_PROBLEM STATEMENT_
Examine each line of the data. Copy those that contain the string "used".
== DATA LISTING
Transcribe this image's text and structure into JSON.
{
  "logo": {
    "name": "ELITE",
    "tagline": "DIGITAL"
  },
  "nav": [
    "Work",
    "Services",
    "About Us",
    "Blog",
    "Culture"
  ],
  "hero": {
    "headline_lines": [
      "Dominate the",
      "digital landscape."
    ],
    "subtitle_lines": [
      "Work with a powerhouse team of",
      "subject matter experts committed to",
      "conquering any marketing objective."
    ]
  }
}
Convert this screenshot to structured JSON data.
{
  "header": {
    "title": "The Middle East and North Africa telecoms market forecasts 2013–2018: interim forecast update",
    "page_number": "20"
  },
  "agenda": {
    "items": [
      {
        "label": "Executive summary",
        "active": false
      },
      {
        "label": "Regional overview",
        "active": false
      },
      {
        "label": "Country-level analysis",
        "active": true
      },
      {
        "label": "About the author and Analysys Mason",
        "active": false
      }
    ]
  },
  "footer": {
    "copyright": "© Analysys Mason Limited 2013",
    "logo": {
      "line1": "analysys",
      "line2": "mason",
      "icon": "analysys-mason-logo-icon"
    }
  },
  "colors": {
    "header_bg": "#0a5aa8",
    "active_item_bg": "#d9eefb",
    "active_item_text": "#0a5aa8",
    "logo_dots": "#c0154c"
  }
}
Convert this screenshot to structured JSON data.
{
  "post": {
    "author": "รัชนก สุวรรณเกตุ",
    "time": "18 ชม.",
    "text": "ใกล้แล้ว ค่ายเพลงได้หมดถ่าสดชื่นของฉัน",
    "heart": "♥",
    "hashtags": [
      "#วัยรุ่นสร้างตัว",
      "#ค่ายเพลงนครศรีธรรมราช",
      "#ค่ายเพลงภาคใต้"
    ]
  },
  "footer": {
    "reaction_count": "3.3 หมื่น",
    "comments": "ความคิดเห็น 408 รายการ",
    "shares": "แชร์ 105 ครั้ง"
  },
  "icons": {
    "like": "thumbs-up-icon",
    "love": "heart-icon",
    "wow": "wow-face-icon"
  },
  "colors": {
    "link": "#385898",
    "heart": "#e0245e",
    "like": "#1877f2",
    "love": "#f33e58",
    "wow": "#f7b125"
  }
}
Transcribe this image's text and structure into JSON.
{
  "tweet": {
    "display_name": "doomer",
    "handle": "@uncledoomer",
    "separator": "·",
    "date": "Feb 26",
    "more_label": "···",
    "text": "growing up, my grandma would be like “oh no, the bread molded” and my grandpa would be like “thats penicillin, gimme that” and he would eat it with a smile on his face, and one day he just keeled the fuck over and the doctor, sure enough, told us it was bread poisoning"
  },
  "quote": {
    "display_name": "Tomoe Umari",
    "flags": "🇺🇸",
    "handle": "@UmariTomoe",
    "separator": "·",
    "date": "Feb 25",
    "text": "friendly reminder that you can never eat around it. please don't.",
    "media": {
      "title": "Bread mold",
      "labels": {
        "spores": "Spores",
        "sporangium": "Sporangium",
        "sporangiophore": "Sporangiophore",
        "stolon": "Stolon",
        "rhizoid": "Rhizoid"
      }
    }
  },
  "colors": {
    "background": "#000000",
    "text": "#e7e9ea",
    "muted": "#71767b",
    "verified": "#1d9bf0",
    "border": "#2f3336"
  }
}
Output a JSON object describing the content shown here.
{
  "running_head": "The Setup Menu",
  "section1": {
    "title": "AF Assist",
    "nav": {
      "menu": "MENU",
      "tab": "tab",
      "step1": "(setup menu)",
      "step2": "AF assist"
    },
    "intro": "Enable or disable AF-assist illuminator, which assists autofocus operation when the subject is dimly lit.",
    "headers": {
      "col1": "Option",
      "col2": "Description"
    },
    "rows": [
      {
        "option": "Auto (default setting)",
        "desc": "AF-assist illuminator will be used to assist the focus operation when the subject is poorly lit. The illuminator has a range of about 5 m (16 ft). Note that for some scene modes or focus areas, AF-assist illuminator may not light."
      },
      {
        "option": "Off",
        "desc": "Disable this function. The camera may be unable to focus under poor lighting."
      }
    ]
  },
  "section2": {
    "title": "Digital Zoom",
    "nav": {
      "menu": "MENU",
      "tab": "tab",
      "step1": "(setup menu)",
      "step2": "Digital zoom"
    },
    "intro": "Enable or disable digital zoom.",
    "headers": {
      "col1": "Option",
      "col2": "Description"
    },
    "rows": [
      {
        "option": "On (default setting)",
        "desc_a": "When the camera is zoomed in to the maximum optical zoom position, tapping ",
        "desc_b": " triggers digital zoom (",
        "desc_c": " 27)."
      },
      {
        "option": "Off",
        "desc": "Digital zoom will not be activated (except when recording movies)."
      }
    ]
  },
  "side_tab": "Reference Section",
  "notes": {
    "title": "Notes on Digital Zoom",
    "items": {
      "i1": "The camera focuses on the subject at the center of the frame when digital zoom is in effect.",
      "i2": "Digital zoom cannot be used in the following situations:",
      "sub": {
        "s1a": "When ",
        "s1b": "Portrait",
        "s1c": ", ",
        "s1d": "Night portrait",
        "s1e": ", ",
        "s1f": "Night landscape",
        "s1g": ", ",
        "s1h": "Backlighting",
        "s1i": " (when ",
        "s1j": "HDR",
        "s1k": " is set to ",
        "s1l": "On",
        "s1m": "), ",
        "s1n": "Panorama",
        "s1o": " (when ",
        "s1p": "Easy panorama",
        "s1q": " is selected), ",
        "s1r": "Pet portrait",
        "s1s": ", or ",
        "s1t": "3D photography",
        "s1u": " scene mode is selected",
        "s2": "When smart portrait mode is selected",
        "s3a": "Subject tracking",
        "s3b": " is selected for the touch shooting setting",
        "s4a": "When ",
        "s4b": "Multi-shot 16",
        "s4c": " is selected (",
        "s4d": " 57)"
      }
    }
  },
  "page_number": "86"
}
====
_SOLUTION TO THE EXERCISE_
        "desc": "AF-assist illuminator will be used to assist the focus operation when the subject is poorly lit. The illuminator has a range of about 5 m (16 ft). Note that for some scene modes or focus areas, AF-assist illuminator may not light."
      "i2": "Digital zoom cannot be used in the following situations:",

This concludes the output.